**Supplied material**
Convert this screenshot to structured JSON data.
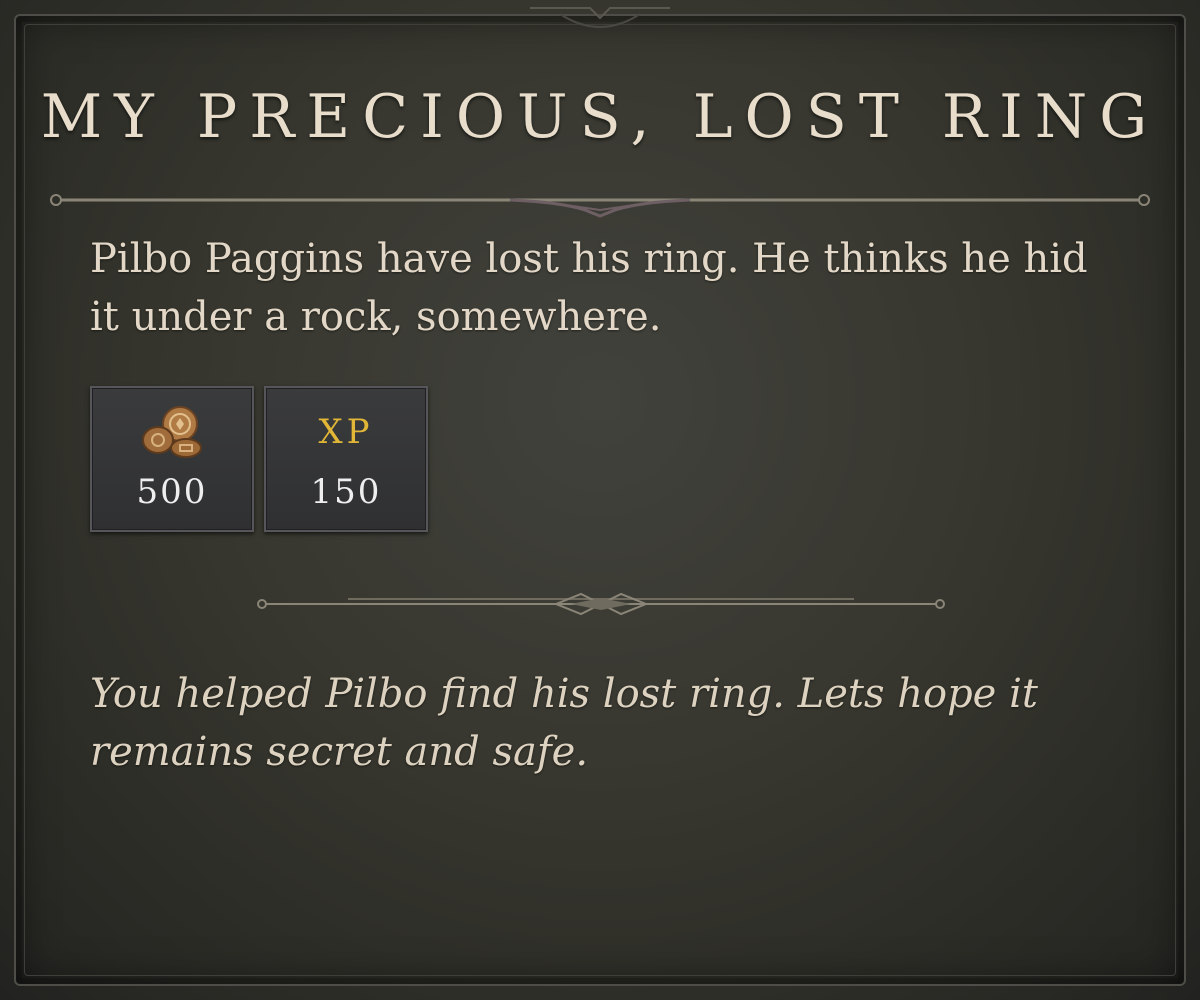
{
  "quest": {
    "title": "My Precious, Lost Ring",
    "description": "Pilbo Paggins have lost his ring. He thinks he hid it under a rock, somewhere.",
    "completion_text": "You helped Pilbo find his lost ring. Lets hope it remains secret and safe."
  },
  "rewards": [
    {
      "icon": "gold-coins-icon",
      "value": "500"
    },
    {
      "label": "XP",
      "value": "150"
    }
  ],
  "colors": {
    "background": "#37372f",
    "title_text": "#e8dccb",
    "body_text": "#e3d8c7",
    "xp_gold": "#e2b636",
    "divider": "#8a8577"
  }
}
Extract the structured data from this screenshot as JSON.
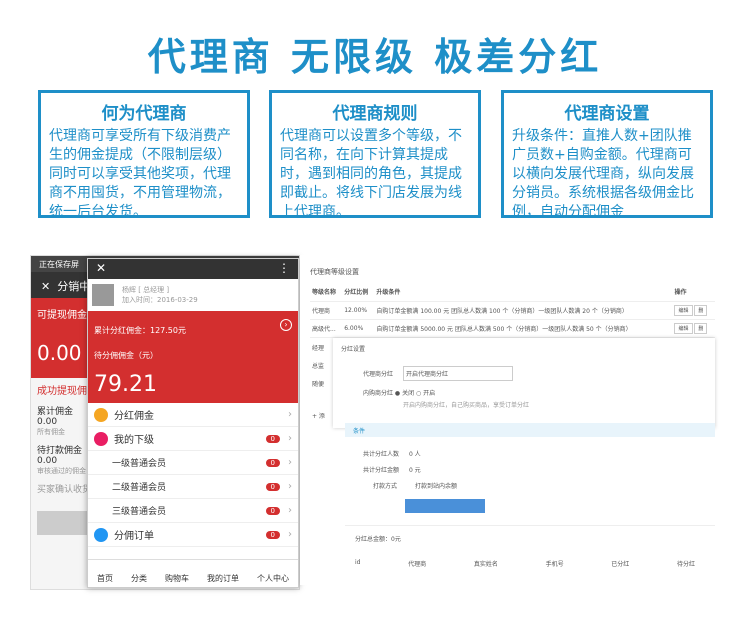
{
  "title": "代理商 无限级 极差分红",
  "boxes": [
    {
      "head": "何为代理商",
      "text": "代理商可享受所有下级消费产生的佣金提成（不限制层级）同时可以享受其他奖项，代理商不用囤货，不用管理物流，统一后台发货。"
    },
    {
      "head": "代理商规则",
      "text": "代理商可以设置多个等级，不同名称，在向下计算其提成时，遇到相同的角色，其提成即截止。将线下门店发展为线上代理商。"
    },
    {
      "head": "代理商设置",
      "text": "升级条件：直推人数+团队推广员数+自购金额。代理商可以横向发展代理商，纵向发展分销员。系统根据各级佣金比例，自动分配佣金"
    }
  ],
  "phone1": {
    "status": "正在保存屏",
    "header": "分销中",
    "withdraw": "可提现佣金（",
    "amount": "0.00",
    "link": "成功提现佣金（",
    "cum": "累计佣金",
    "cumv": "0.00",
    "cums": "所有佣金",
    "wait": "待打款佣金",
    "waitv": "0.00",
    "waits": "审核通过的佣金",
    "confirm": "买家确认收货后"
  },
  "phone2": {
    "close": "✕",
    "more": "⋮",
    "user": "杨辉 [ 总经理 ]",
    "time": "加入时间：2016-03-29",
    "total": "累计分红佣金：127.50元",
    "pending": "待分佣佣金（元）",
    "amount": "79.21",
    "rows": [
      {
        "label": "分红佣金",
        "color": "#f5a623"
      },
      {
        "label": "我的下级",
        "color": "#e91e63",
        "badge": "0"
      }
    ],
    "subs": [
      {
        "label": "一级普通会员",
        "badge": "0"
      },
      {
        "label": "二级普通会员",
        "badge": "0"
      },
      {
        "label": "三级普通会员",
        "badge": "0"
      }
    ],
    "orders": {
      "label": "分佣订单",
      "color": "#2196f3",
      "badge": "0"
    },
    "tabs": [
      "首页",
      "分类",
      "购物车",
      "我的订单",
      "个人中心"
    ]
  },
  "admin": {
    "title": "代理商等级设置",
    "cols": [
      "等级名称",
      "分红比例",
      "升级条件",
      "操作"
    ],
    "rows": [
      {
        "name": "代理商",
        "rate": "12.00%",
        "cond": "自购订单金额满 100.00 元 团队总人数满 100 个（分销商）一级团队人数满 20 个（分销商）",
        "edit": "编辑",
        "del": "删"
      },
      {
        "name": "高级代...",
        "rate": "6.00%",
        "cond": "自购订单金额满 5000.00 元 团队总人数满 500 个（分销商）一级团队人数满 50 个（分销商）",
        "edit": "编辑",
        "del": "删"
      }
    ],
    "side": [
      "经理",
      "总监",
      "随便"
    ],
    "modal": {
      "head": "分红设置",
      "l1": "代理商分红",
      "v1": "开启代理商分红",
      "l2": "内购商分红",
      "v2a": "关闭",
      "v2b": "开启",
      "hint": "开启内购商分红，自己购买商品，享受订单分红"
    },
    "cond": "条件",
    "c1": "共计分红人数",
    "c1v": "0 人",
    "c2": "共计分红金额",
    "c2v": "0 元",
    "c3": "打款方式",
    "c3v": "打款到站内余额",
    "foot": "分红总金额：0元",
    "fcols": [
      "id",
      "代理商",
      "真实姓名",
      "手机号",
      "已分红",
      "待分红"
    ],
    "add": "+ 添"
  }
}
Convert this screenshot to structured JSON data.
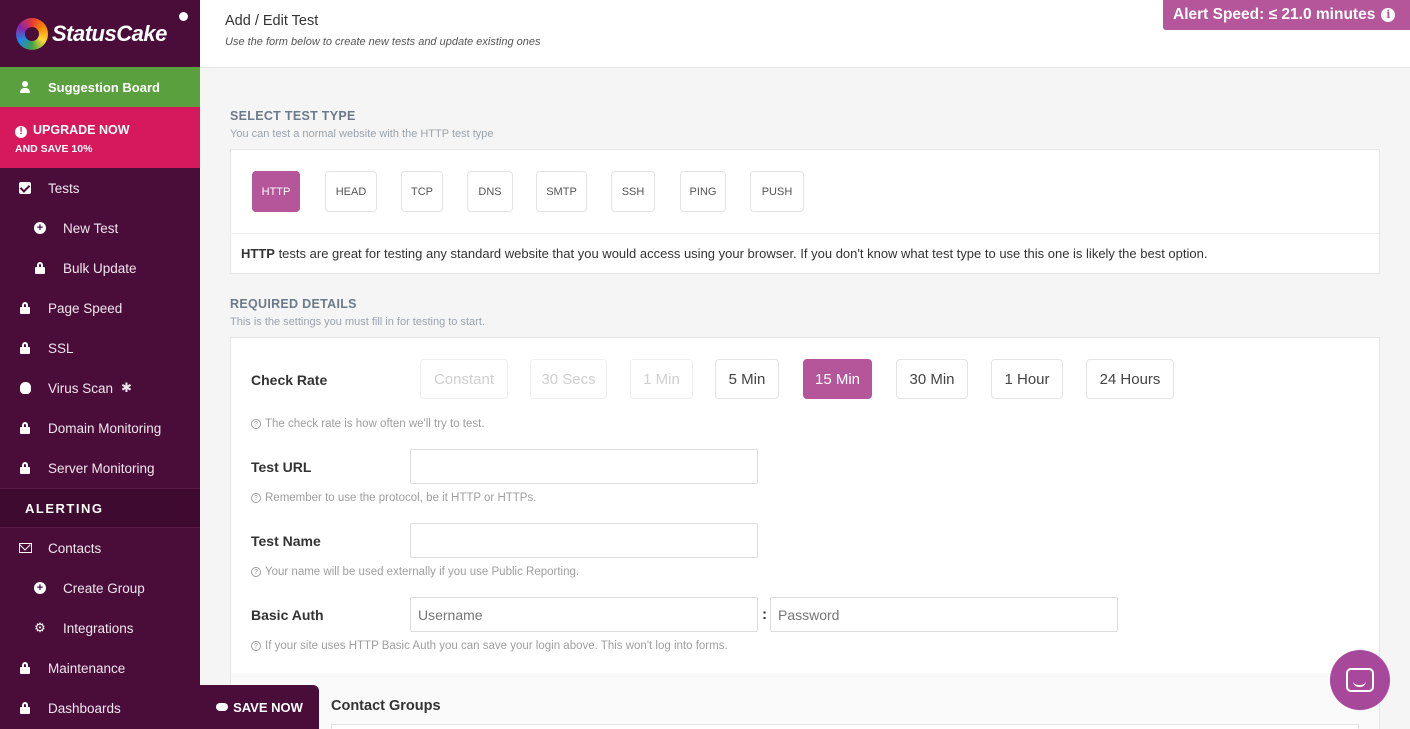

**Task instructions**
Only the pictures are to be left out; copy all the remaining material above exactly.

**Result for this exercise**
Convert this screenshot to structured JSON data.
{
  "quest": {
    "title": "My Precious, Lost Ring",
    "description": "Pilbo Paggins have lost his ring. He thinks he hid it under a rock, somewhere.",
    "completion_text": "You helped Pilbo find his lost ring. Lets hope it remains secret and safe."
  },
  "rewards": [
    {
      "icon": "gold-coins-icon",
      "value": "500"
    },
    {
      "label": "XP",
      "value": "150"
    }
  ],
  "colors": {
    "background": "#37372f",
    "title_text": "#e8dccb",
    "body_text": "#e3d8c7",
    "xp_gold": "#e2b636",
    "divider": "#8a8577"
  }
}
Extract the structured data from this screenshot as JSON.
{
  "title": "代理商 无限级 极差分红",
  "boxes": [
    {
      "head": "何为代理商",
      "text": "代理商可享受所有下级消费产生的佣金提成（不限制层级）同时可以享受其他奖项，代理商不用囤货，不用管理物流，统一后台发货。"
    },
    {
      "head": "代理商规则",
      "text": "代理商可以设置多个等级，不同名称，在向下计算其提成时，遇到相同的角色，其提成即截止。将线下门店发展为线上代理商。"
    },
    {
      "head": "代理商设置",
      "text": "升级条件：直推人数+团队推广员数+自购金额。代理商可以横向发展代理商，纵向发展分销员。系统根据各级佣金比例，自动分配佣金"
    }
  ],
  "phone1": {
    "status": "正在保存屏",
    "header": "分销中",
    "withdraw": "可提现佣金（",
    "amount": "0.00",
    "link": "成功提现佣金（",
    "cum": "累计佣金",
    "cumv": "0.00",
    "cums": "所有佣金",
    "wait": "待打款佣金",
    "waitv": "0.00",
    "waits": "审核通过的佣金",
    "confirm": "买家确认收货后"
  },
  "phone2": {
    "close": "✕",
    "more": "⋮",
    "user": "杨辉 [ 总经理 ]",
    "time": "加入时间：2016-03-29",
    "total": "累计分红佣金：127.50元",
    "pending": "待分佣佣金（元）",
    "amount": "79.21",
    "rows": [
      {
        "label": "分红佣金",
        "color": "#f5a623"
      },
      {
        "label": "我的下级",
        "color": "#e91e63",
        "badge": "0"
      }
    ],
    "subs": [
      {
        "label": "一级普通会员",
        "badge": "0"
      },
      {
        "label": "二级普通会员",
        "badge": "0"
      },
      {
        "label": "三级普通会员",
        "badge": "0"
      }
    ],
    "orders": {
      "label": "分佣订单",
      "color": "#2196f3",
      "badge": "0"
    },
    "tabs": [
      "首页",
      "分类",
      "购物车",
      "我的订单",
      "个人中心"
    ]
  },
  "admin": {
    "title": "代理商等级设置",
    "cols": [
      "等级名称",
      "分红比例",
      "升级条件",
      "操作"
    ],
    "rows": [
      {
        "name": "代理商",
        "rate": "12.00%",
        "cond": "自购订单金额满 100.00 元 团队总人数满 100 个（分销商）一级团队人数满 20 个（分销商）",
        "edit": "编辑",
        "del": "删"
      },
      {
        "name": "高级代...",
        "rate": "6.00%",
        "cond": "自购订单金额满 5000.00 元 团队总人数满 500 个（分销商）一级团队人数满 50 个（分销商）",
        "edit": "编辑",
        "del": "删"
      }
    ],
    "side": [
      "经理",
      "总监",
      "随便"
    ],
    "modal": {
      "head": "分红设置",
      "l1": "代理商分红",
      "v1": "开启代理商分红",
      "l2": "内购商分红",
      "v2a": "关闭",
      "v2b": "开启",
      "hint": "开启内购商分红，自己购买商品，享受订单分红"
    },
    "cond": "条件",
    "c1": "共计分红人数",
    "c1v": "0 人",
    "c2": "共计分红金额",
    "c2v": "0 元",
    "c3": "打款方式",
    "c3v": "打款到站内余额",
    "foot": "分红总金额：0元",
    "fcols": [
      "id",
      "代理商",
      "真实姓名",
      "手机号",
      "已分红",
      "待分红"
    ],
    "add": "+ 添"
  }
}
Convert this screenshot to structured JSON data.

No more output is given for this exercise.